Design sprints are becoming more and more popular, and a lot of organizations today are successfully implementing this process to work on their products or services. It is being widely adopted by both big companies like Facebook, Google or Uber, and small startups, to validate their products before moving towards development and launch.
But is a design sprint a good process for your product? When is it worth to use a design sprint, and when it is not the best approach?
A design sprint is an excellent tool to use when building a new product. When you’re planning to build an app, web platform, e-commerce site, or any other digital product, a design sprint would be a perfect fit, if:
you want to validate the idea or find a solution for a big, complex problem,
you operate on a disruptive market so that you need innovative solutions,
you need the team to align on a common, clearly defined goal and vision,
you want to benefit from feedback from real users.
Are there products for which a design sprint wouldn’t be a good fit? Well, it definitely won’t work when you’re planning to implement something small or the problem is very narrow, i.e., a very simple, basic app or website. In that case, a better tool could be a design studio, which may help you to come up with the best solution.
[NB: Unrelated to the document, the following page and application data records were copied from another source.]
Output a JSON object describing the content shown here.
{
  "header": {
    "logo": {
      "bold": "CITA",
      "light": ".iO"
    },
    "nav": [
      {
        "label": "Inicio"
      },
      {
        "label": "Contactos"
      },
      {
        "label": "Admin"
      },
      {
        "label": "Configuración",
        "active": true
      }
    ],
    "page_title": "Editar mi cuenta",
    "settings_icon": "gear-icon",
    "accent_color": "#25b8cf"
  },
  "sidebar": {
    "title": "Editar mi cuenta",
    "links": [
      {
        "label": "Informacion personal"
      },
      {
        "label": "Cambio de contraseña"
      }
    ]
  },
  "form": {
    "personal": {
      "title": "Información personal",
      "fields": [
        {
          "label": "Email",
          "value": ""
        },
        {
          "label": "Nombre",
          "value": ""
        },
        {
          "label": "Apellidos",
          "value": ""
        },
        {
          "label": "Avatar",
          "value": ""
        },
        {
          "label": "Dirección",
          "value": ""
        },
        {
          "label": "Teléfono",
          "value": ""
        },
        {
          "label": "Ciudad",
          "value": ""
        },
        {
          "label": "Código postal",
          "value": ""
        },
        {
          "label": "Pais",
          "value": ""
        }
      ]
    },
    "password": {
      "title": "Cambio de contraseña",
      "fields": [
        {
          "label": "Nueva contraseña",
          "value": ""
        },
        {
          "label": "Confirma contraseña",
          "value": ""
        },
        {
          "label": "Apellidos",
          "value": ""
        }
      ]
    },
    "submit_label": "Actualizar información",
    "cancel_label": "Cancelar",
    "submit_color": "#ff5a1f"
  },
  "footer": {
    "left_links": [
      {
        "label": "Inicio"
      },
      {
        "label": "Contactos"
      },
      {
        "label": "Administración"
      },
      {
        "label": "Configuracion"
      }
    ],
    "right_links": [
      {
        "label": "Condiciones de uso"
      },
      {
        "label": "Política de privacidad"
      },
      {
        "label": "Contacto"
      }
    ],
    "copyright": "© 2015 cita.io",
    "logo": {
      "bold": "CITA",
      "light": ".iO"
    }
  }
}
But do I need feedback from users if I have already gathered it?
If your product was already validated and is based on UX research, it is worth considering if there is a part of the product that has not been tested yet, or maybe something that was tested has changed.
What if I already have all the designs and vision and what I need is just a process for implementation?
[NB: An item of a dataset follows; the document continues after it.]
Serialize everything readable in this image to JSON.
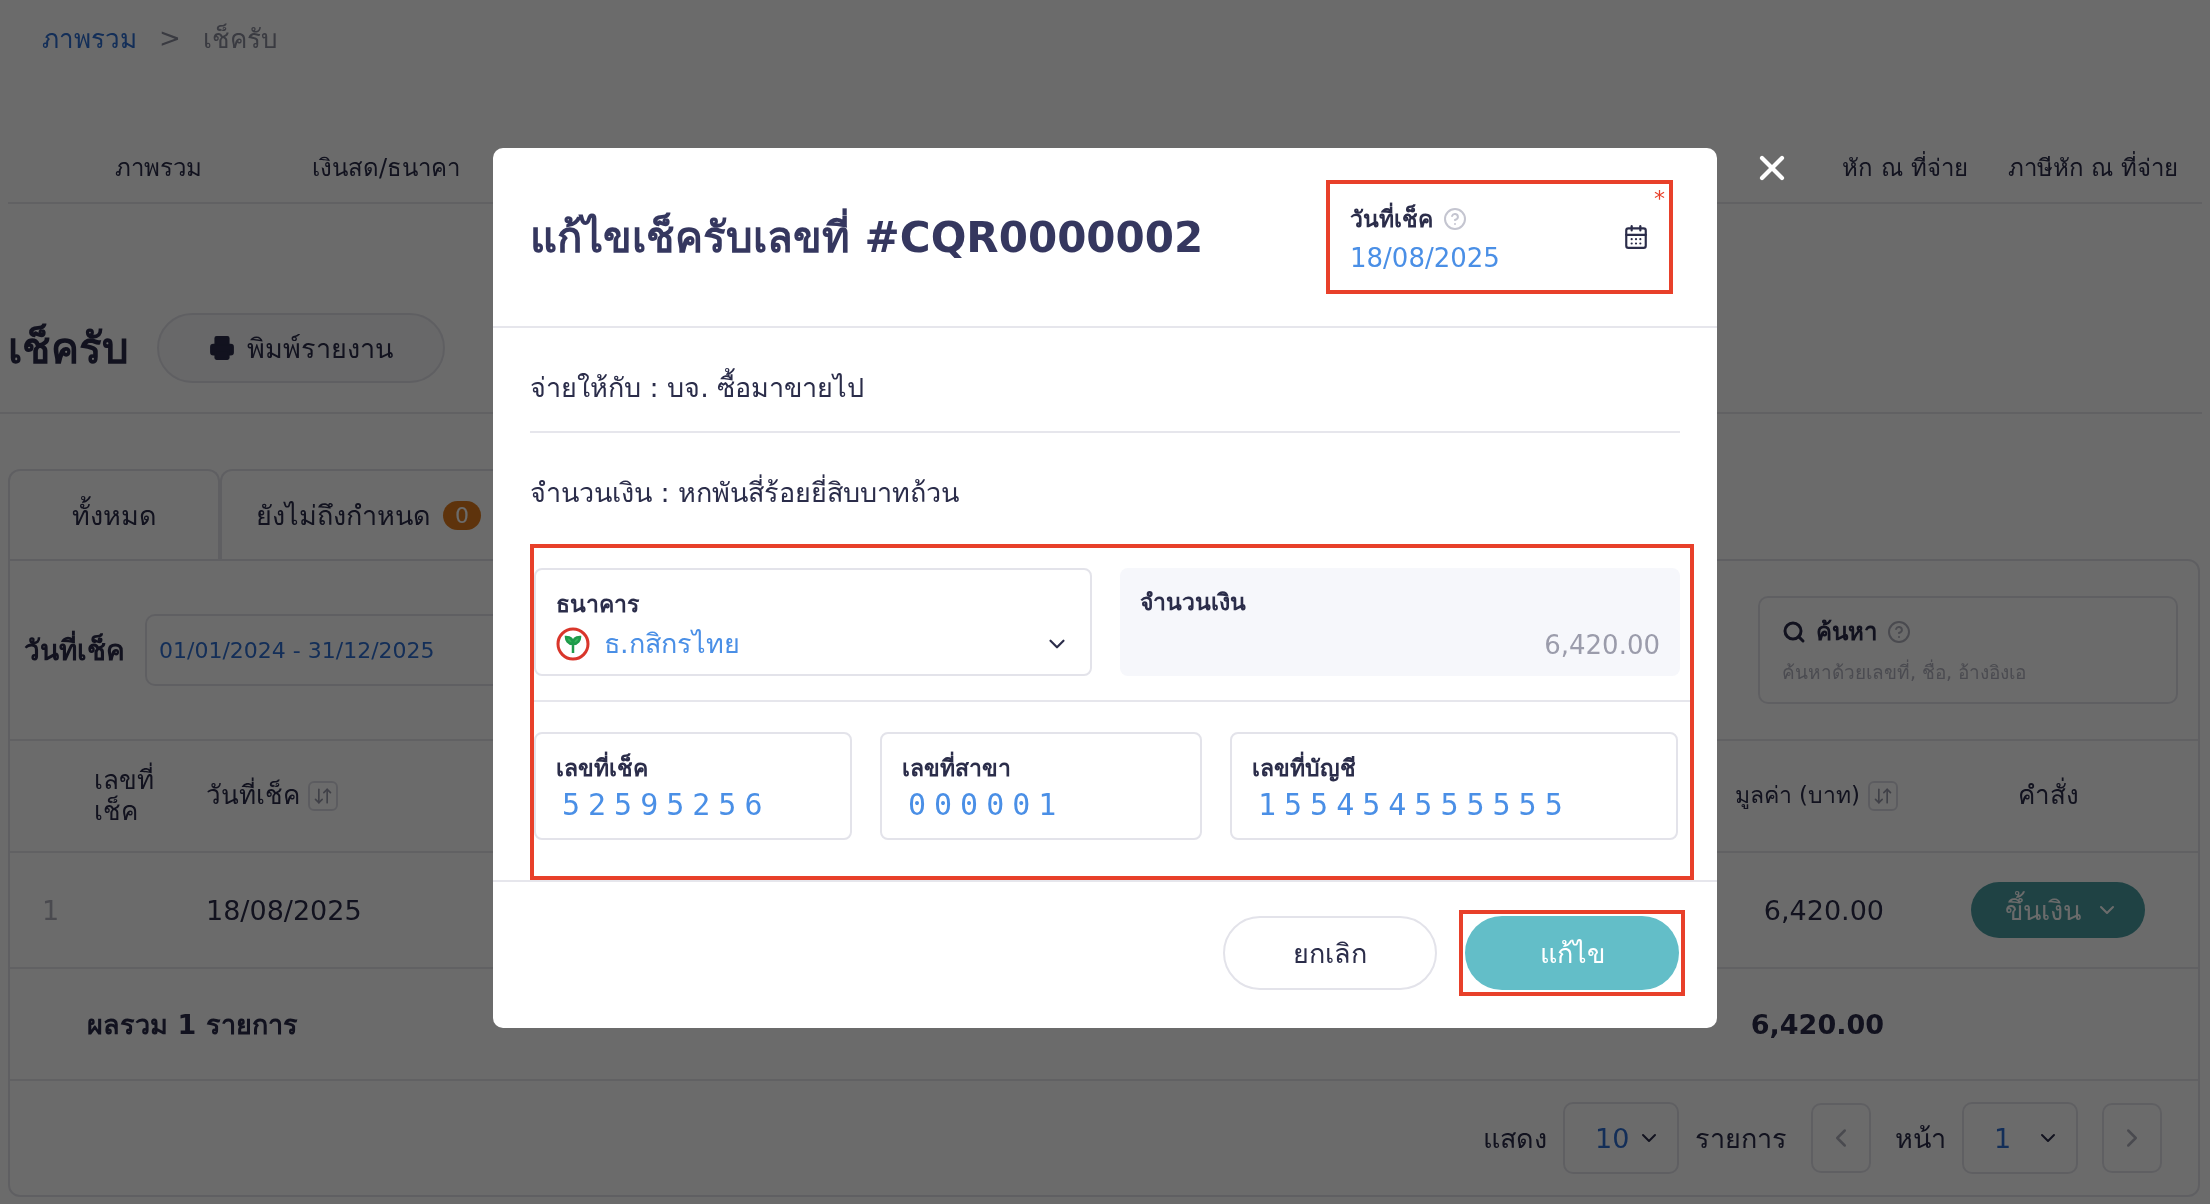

If you have a clear picture of the product you want to implement, then a design sprint can provide valuable insights, based on which you may revise your assumptions and consider changes before spending time and money on development.
When you already have a product, you can use a design sprint for multiple purposes — for example, if you want to:
add new features,
increase the number of users or a specific type of user,
improve user experience,
redesign the product,
solve a big, complex problem your product is facing.
But when you’re planning to add just a small change, for example, in navigation, or redesign a small part of the product — doing a Design Sprint that requires time and engagement from different people on the team is not the best approach. Instead, you can run a shorter design studio or a usability audit.
A few sample challenges for existing products that companies solved using a design sprint:
Slack — attracting more business users,
United Nations — boosting user engagement,
Headspace — developing a child-focused feature.
Running a design sprint for existing products helps product companies to increase their revenue, the number of users, and overall user engagement (i.e., Pocket increased the engagement of new users by 58%). By quickly testing new ideas we can not only save plenty of time that we would spend on developing new features, but we can also verify if the changes we’re planning will bring value to our users — which is particularly important for already well-known brands.
Design sprints are not only suitable for digital products. The process can be used for creating physical products like hardware, packaging, furniture, even a workspace.
The challenge here lays in the fourth day of the sprint (2.0). You need to be able to create a prototype of anything you are willing to build, that will look and feel like a final product. Sometimes you may use a visualization (like a 3D model or a brochure) but you need to make sure the users will have a chance to experience and understand your product.
If you’re in a business of services, you can also use design sprints as a tool to improve your customer experience or processes.
Even in very demanding industries, where it may seem difficult to implement innovative solutions, design sprints can be applied — and KLM Airlines can serve as a good example.
By implementing the design sprint process (and their prototyping environment at the airport), they have tested and implemented a lot of solutions to big challenges, i.e., tracking and handling passenger luggage and onboard Wi-Fi — things that make their customers’ traveling experience less stressful and more enjoyable.
When designing, implementing, or improving business processes, the common problem is a very long decision-making process, especially in big organizations, where it’s distributed between many people. It also costs a lot of time spent on endless meetings and discussions. Design Sprint is a great tool to timebox the process, speed up decision-making, save time, and reach for innovative solutions. It can be used for HR processes (i.e., Google used a design sprint to redesign its hiring process), marketing strategies, sales processes, or to solve any other more open business problem.
What makes the design sprint unique and versatile is that it can be used for various business needs. It can fit any kind of organization or industry.
Not sure if the design sprint will be the right choice for you? You can start by trying the Lightning Decision Jam first. It’s a 1-hour workshop that reflects the workflow, mechanics, and, most importantly, the speed of the design sprint process.